Changes to IIA Standards
2013 - 2014
IIA Bermuda Chapter Meeting
July 16, 2014
IPPF – Overview & Summary of Changes
Eighteen revisions to The IIA's
International Standards for the
Professional Practice of Internal
Auditing became effective Jan. 1,
2013. [previously reviewed in an
IIA(B) Lunch & Learn]
No new changes to the mandatory
guidance since.
In 2013 and 2014 there have been:
• 3 new Practice Advisories
• 2 new Practice Guides
New Practice Advisories
2320-4 Continuous Assurance
Evaluation of control effectiveness continuously rather than
using more traditional periodic historic testing
Need for is driven by the rate of organizational change and risk
Continuous monitoring (owned by management) + continuous
New Practice Advisories (cont’d)
2120-3 Internal Audit Coverage of Risks to Achieving
Strategic Objectives
Internal Audit should have an understanding of the
organization’s strategy, how it is executed, the associated risks,
and how these risks are being managed
The organization’s strategy should be a foundational element
when developing a risk-based audit plan
Plan should consider providing assurance services related to
strategic initiatives
New Practice Advisories (cont’d)
2320-3 Audit Sampling
Definitions of sampling, various methods, tolerable error,
drawing conclusions based on sampling, work paper
documentation, etc.
New Practice Guides
Auditing Anti-bribery and Anti-corruption Programs
The global legislative landscape
Bribery and corruption risks and controls
Internal audit’s role in anti-corruption
Coordination with other compliance functions
Challenges that result when bribery and corruption reach high
Comparisons of legislation in selected countries, examples of
risks and controls, and a sample audit program
In addition the practice guide identifies high-risk areas and red flags
for bribery and corruption, while providing audit steps to address each
high-risk area. Components of an effective anti-corruption program are
also discussed.
New Practice Guides (cont’d)
Selecting, Using, and Creating Maturity Models: A Tool for
Assurance and Consulting Engagements
Through providing insight into the purpose and power of
maturity models, the Practice Guide demonstrates that when
appropriately selected or designed and then subsequently applied,
maturity models can provide:
A framework for envisioning the future, the desired state and the
development of improvement plans.

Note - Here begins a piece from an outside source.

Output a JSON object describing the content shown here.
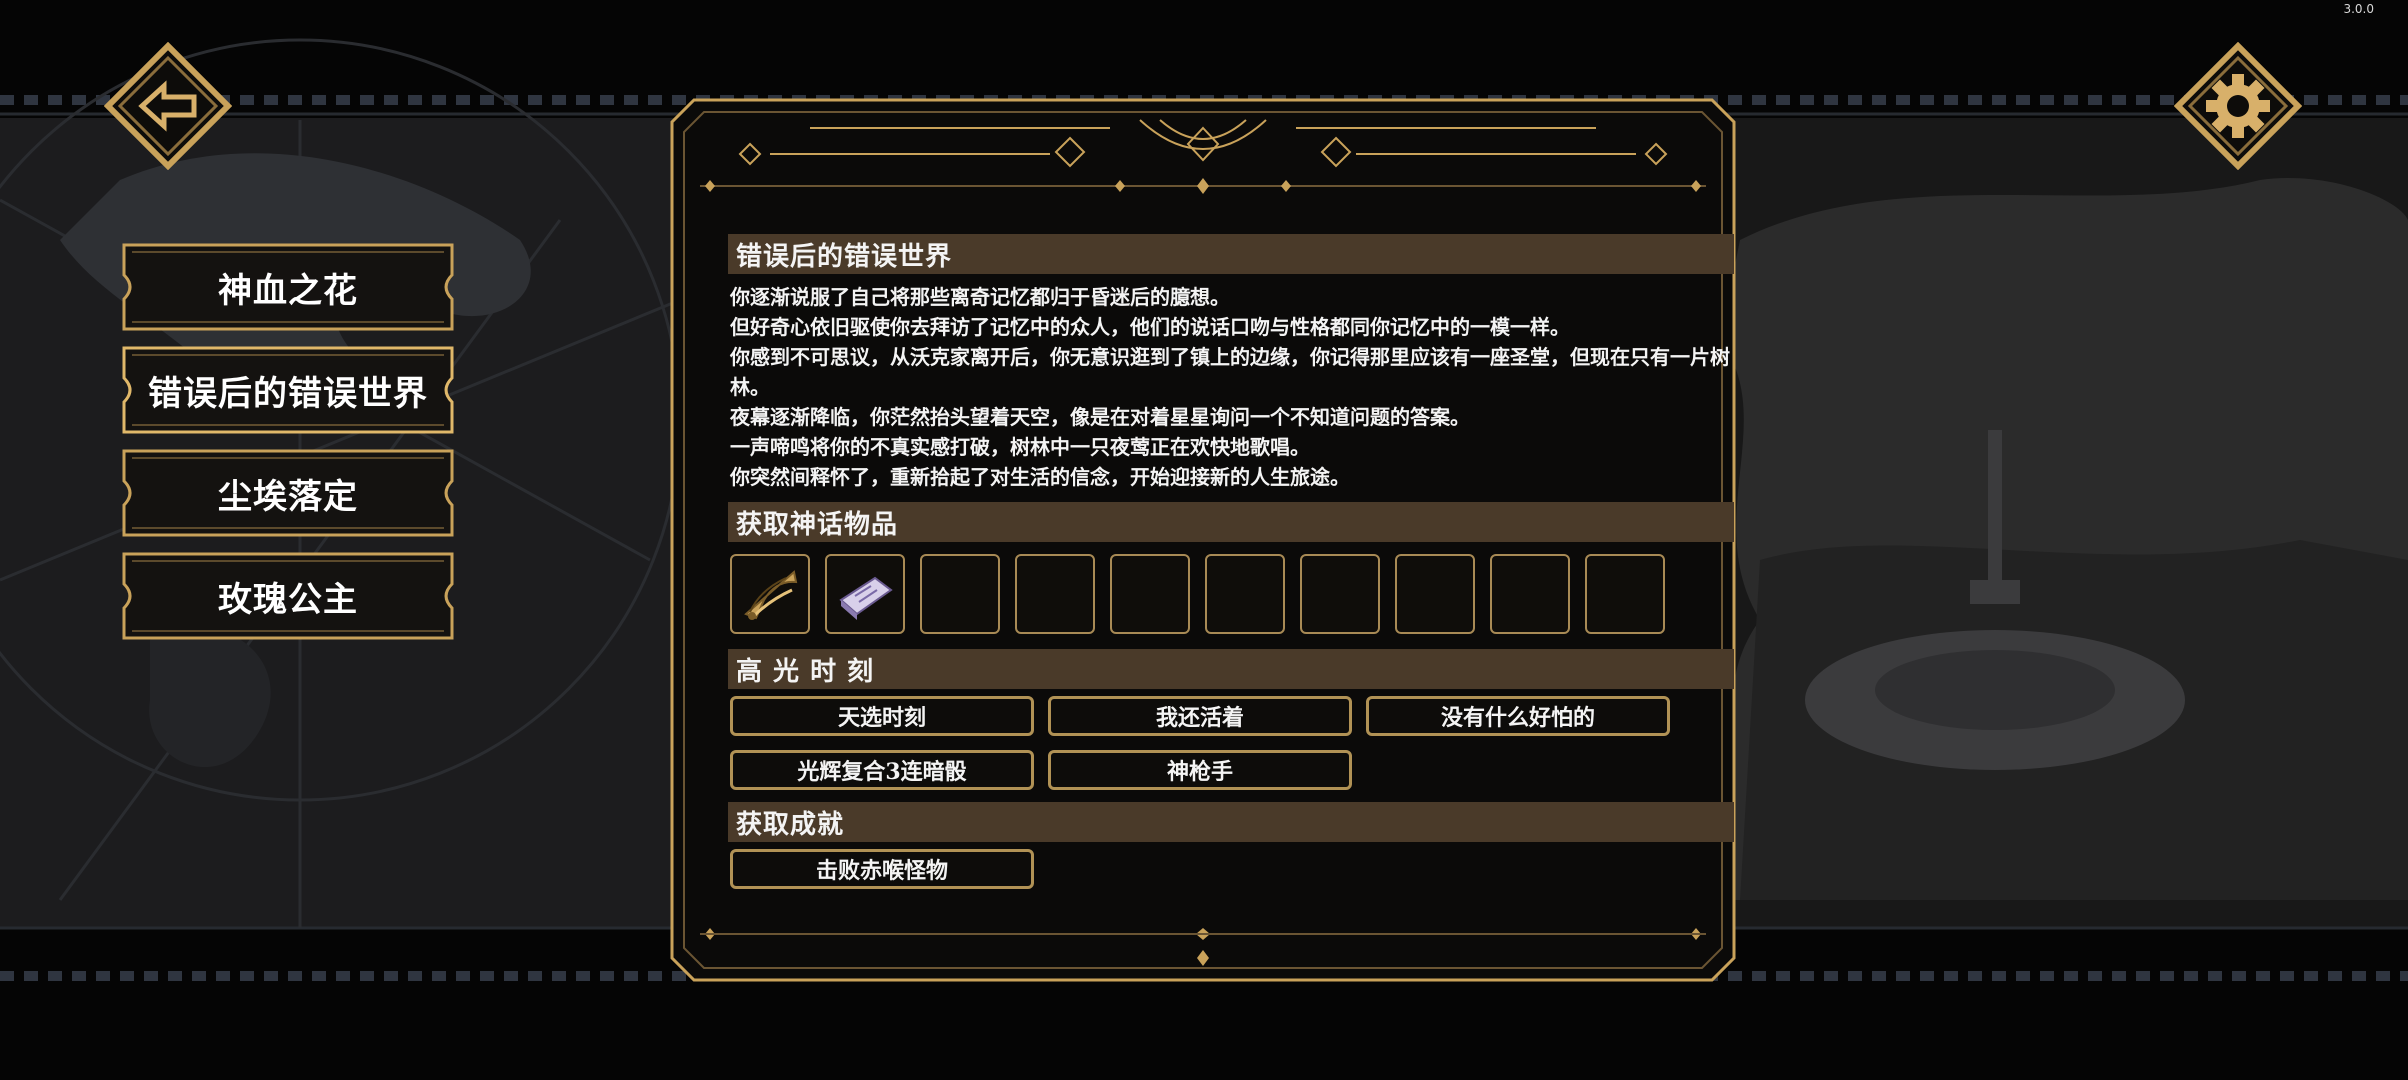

Benchmarks for the organization to compare its processes internally or
A mechanism to provide insight into the improvement path from an

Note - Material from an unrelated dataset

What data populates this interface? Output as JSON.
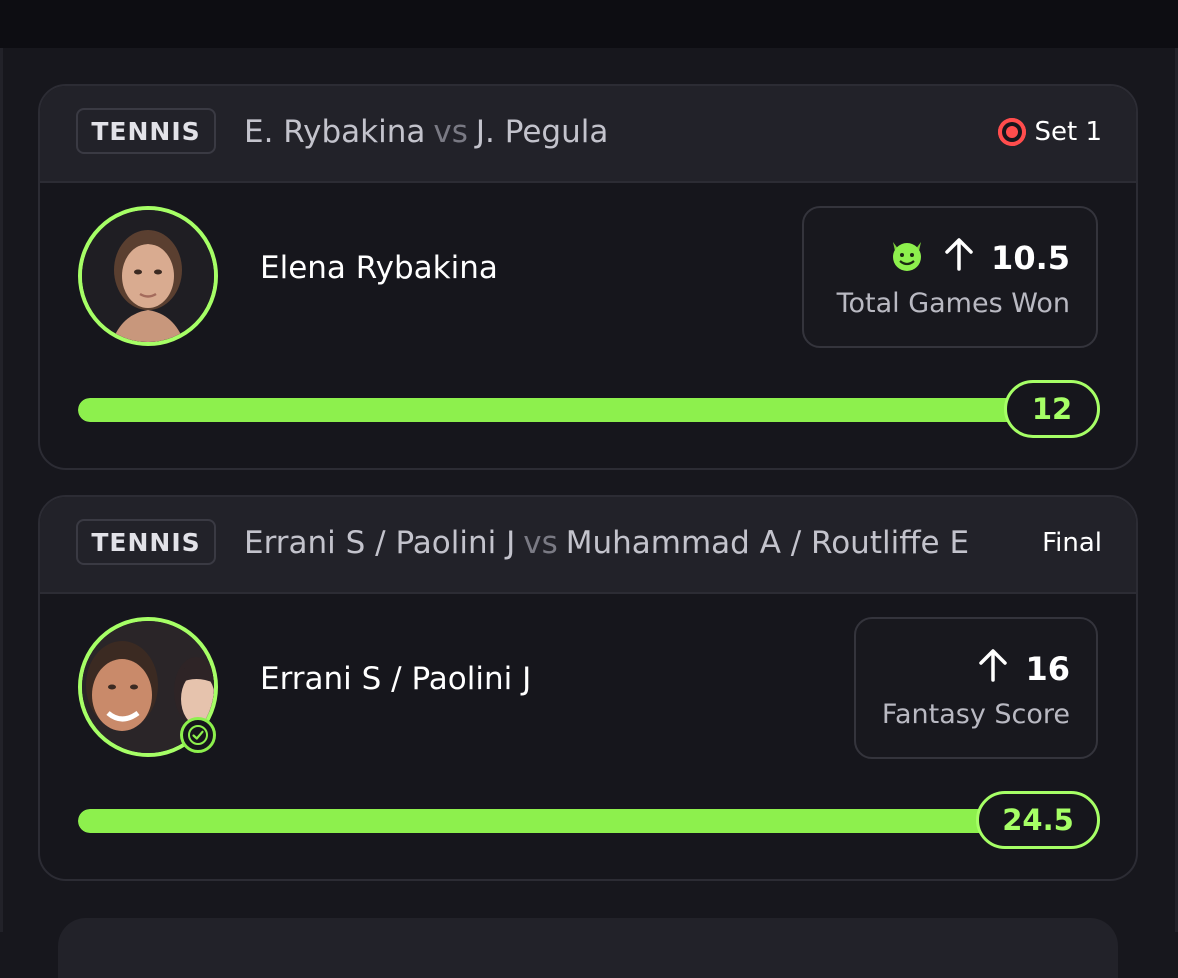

immature to a mature process.
A disciplined method that is easy for management to understand and